#4 of 6 Re: 2005 LE- Downsizing Wheels & Tires [matt_e_boy]
Apr 10, 2010 (6:27 am)
Here is what I am basing my statement on:
http://www.energy.ca.gov/transportation/tire_efficiency/documents/2007-12-07_wor- - kshop/presentations/Lambilotte_Bruce_Task%204%20Rolling%20Resistance%20Testing.p- - df
This is a study performed by Smithers Scientific Services for the California Energy Commission to explore rolling resistance in tires and what effect certain laws might have on the general public.
On page 31 is a graph showing the Rolling Resistance Coefficient (RRC) for various sizes of tires but all the same make/model. I think it is easy to see that small tires (load carrying capacity wise) have better RRC.
They actually calculated a correlation value - and it was pretty poor at 50% - but the trend is there.
Conclusion: If you want to improve fuel economy by changing tire size: More load carrying capacity = Better
#5 of 6 Re: 2005 LE- Downsizing Wheels & Tires [capriracer]
Apr 12, 2010 (8:21 am)
Ummm Capriracer, did ya see page 35?
Looks like a positive correlation between rolling resistance and load index to me.....
It's also interesting to note rolling resistance increases with UTQG ratings and tire weight.
#6 of 6 Re: 2005 LE- Downsizing Wheels & Tires [matt_e_boy]

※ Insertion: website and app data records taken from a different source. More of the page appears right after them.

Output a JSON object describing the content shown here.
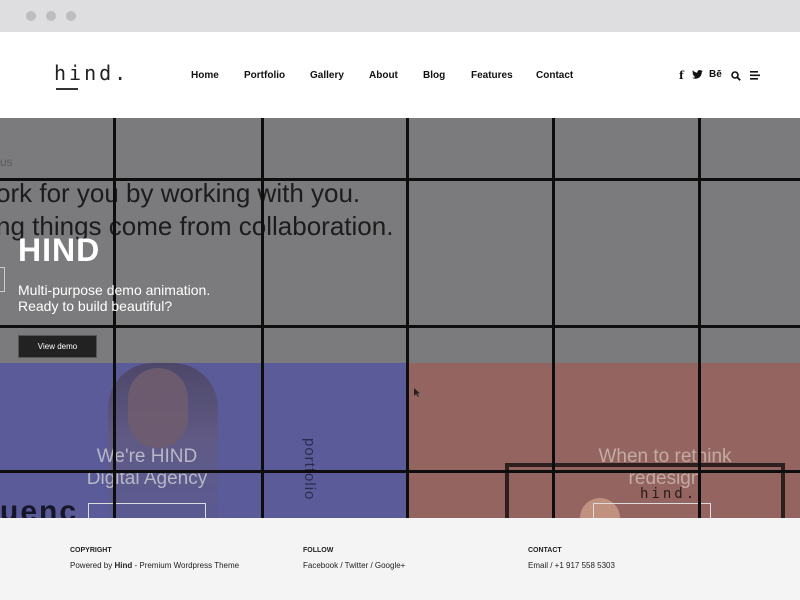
{
  "nav": {
    "logo": "hind.",
    "items": [
      "Home",
      "Portfolio",
      "Gallery",
      "About",
      "Blog",
      "Features",
      "Contact"
    ],
    "social": [
      "facebook-icon",
      "twitter-icon",
      "behance-icon",
      "search-icon",
      "menu-icon"
    ],
    "social_text": {
      "facebook": "f",
      "behance": "Bē"
    }
  },
  "hero": {
    "label_fragment": "US",
    "bg_line_1": "ork for you by working with you.",
    "bg_line_2": "ng things come from collaboration.",
    "title": "HIND",
    "subtitle_line1": "Multi-purpose demo animation.",
    "subtitle_line2": "Ready to build beautiful?",
    "button": "View demo",
    "card_left_line1": "We're HIND",
    "card_left_line2": "Digital Agency",
    "card_right_line1": "When to rethink",
    "card_right_line2": "redesign",
    "vertical_word": "portfolio",
    "bottom_fragment": "uenc",
    "device_logo": "hind."
  },
  "footer": {
    "copyright_heading": "COPYRIGHT",
    "copyright_prefix": "Powered by ",
    "copyright_brand": "Hind",
    "copyright_suffix": " - Premium Wordpress Theme",
    "follow_heading": "FOLLOW",
    "follow_text": "Facebook / Twitter / Google+",
    "contact_heading": "CONTACT",
    "contact_text": "Email / +1 917 558 5303"
  },
  "colors": {
    "hero_overlay": "#7b7b7d",
    "panel_blue": "#5b5b9a",
    "panel_rust": "#946560",
    "footer_bg": "#f4f4f4"
  }
}
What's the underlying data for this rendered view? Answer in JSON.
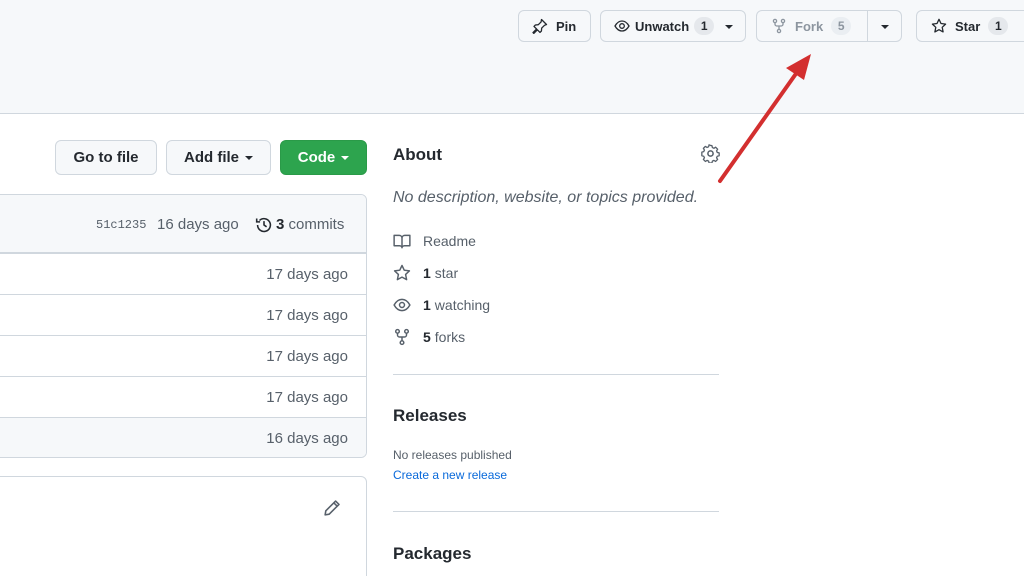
{
  "header": {
    "pin": {
      "label": "Pin",
      "icon": "pin-icon"
    },
    "unwatch": {
      "label": "Unwatch",
      "count": "1",
      "icon": "eye-icon"
    },
    "fork": {
      "label": "Fork",
      "count": "5",
      "icon": "repo-forked-icon"
    },
    "star": {
      "label": "Star",
      "count": "1",
      "icon": "star-icon"
    }
  },
  "toolbar": {
    "go_to_file": "Go to file",
    "add_file": "Add file",
    "code": "Code"
  },
  "latest_commit": {
    "sha": "51c1235",
    "age": "16 days ago",
    "commits_count": "3",
    "commits_label": "commits"
  },
  "files": [
    {
      "age": "17 days ago"
    },
    {
      "age": "17 days ago"
    },
    {
      "age": "17 days ago"
    },
    {
      "age": "17 days ago"
    },
    {
      "age": "16 days ago"
    }
  ],
  "about": {
    "title": "About",
    "description": "No description, website, or topics provided.",
    "readme": "Readme",
    "stars_count": "1",
    "stars_label": "star",
    "watching_count": "1",
    "watching_label": "watching",
    "forks_count": "5",
    "forks_label": "forks"
  },
  "releases": {
    "title": "Releases",
    "empty_text": "No releases published",
    "create_link": "Create a new release"
  },
  "packages": {
    "title": "Packages"
  },
  "colors": {
    "code_button": "#2da44e",
    "link": "#0969da",
    "annotation_arrow": "#d32f2f"
  }
}
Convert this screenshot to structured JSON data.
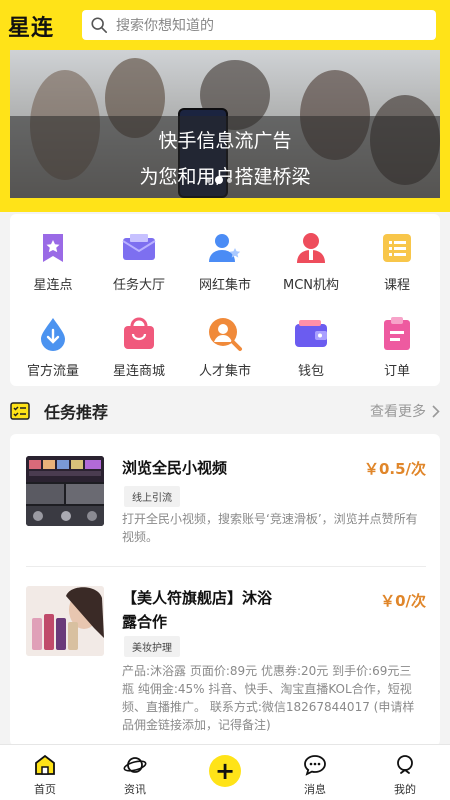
{
  "app": {
    "logo": "星连"
  },
  "search": {
    "placeholder": "搜索你想知道的"
  },
  "banner": {
    "line1": "快手信息流广告",
    "line2": "为您和用户搭建桥梁"
  },
  "categories": [
    {
      "label": "星连点",
      "icon": "star-bookmark-icon",
      "color": "#9a6ae6"
    },
    {
      "label": "任务大厅",
      "icon": "envelope-icon",
      "color": "#7d6ff0"
    },
    {
      "label": "网红集市",
      "icon": "person-star-icon",
      "color": "#4b8cf5"
    },
    {
      "label": "MCN机构",
      "icon": "agency-icon",
      "color": "#ee4d5c"
    },
    {
      "label": "课程",
      "icon": "list-icon",
      "color": "#f8c64a"
    },
    {
      "label": "官方流量",
      "icon": "water-drop-icon",
      "color": "#4b93f0"
    },
    {
      "label": "星连商城",
      "icon": "shopping-bag-icon",
      "color": "#f0597c"
    },
    {
      "label": "人才集市",
      "icon": "talent-search-icon",
      "color": "#f08a3a"
    },
    {
      "label": "钱包",
      "icon": "wallet-icon",
      "color": "#6b5cf0"
    },
    {
      "label": "订单",
      "icon": "clipboard-icon",
      "color": "#ee5aa0"
    }
  ],
  "section": {
    "title": "任务推荐",
    "more": "查看更多"
  },
  "tasks": [
    {
      "title": "浏览全民小视频",
      "price": "￥0.5/次",
      "tag": "线上引流",
      "desc": "打开全民小视频，搜索账号‘竞速滑板’，浏览并点赞所有视频。"
    },
    {
      "title": "【美人符旗舰店】沐浴露合作",
      "title_line1": "【美人符旗舰店】沐浴",
      "title_line2": "露合作",
      "price": "￥0/次",
      "tag": "美妆护理",
      "desc": "产品:沐浴露 页面价:89元 优惠券:20元 到手价:69元三瓶 纯佣金:45% 抖音、快手、淘宝直播KOL合作，短视频、直播推广。 联系方式:微信18267844017 (申请样品佣金链接添加，记得备注)"
    }
  ],
  "tabbar": [
    {
      "label": "首页",
      "icon": "home-icon"
    },
    {
      "label": "资讯",
      "icon": "planet-icon"
    },
    {
      "label": "",
      "icon": "plus-icon"
    },
    {
      "label": "消息",
      "icon": "chat-icon"
    },
    {
      "label": "我的",
      "icon": "user-icon"
    }
  ],
  "colors": {
    "brand": "#ffe318",
    "price": "#e0862a"
  }
}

Apr 13, 2010 (3:52 am)
Be very careful here. The way tires are tested for rolling resistance includes compensation for the load carrying capacity of the tire. What you get is rolling resistance force. To compare tires of a different load carrying capacities, you need to divide by the load to get rolling resistance coefficient (RRC). When you change tires on a given vehicle, the load on the tire doesn't change - so you have to use rolling resistance coefficient (RRC).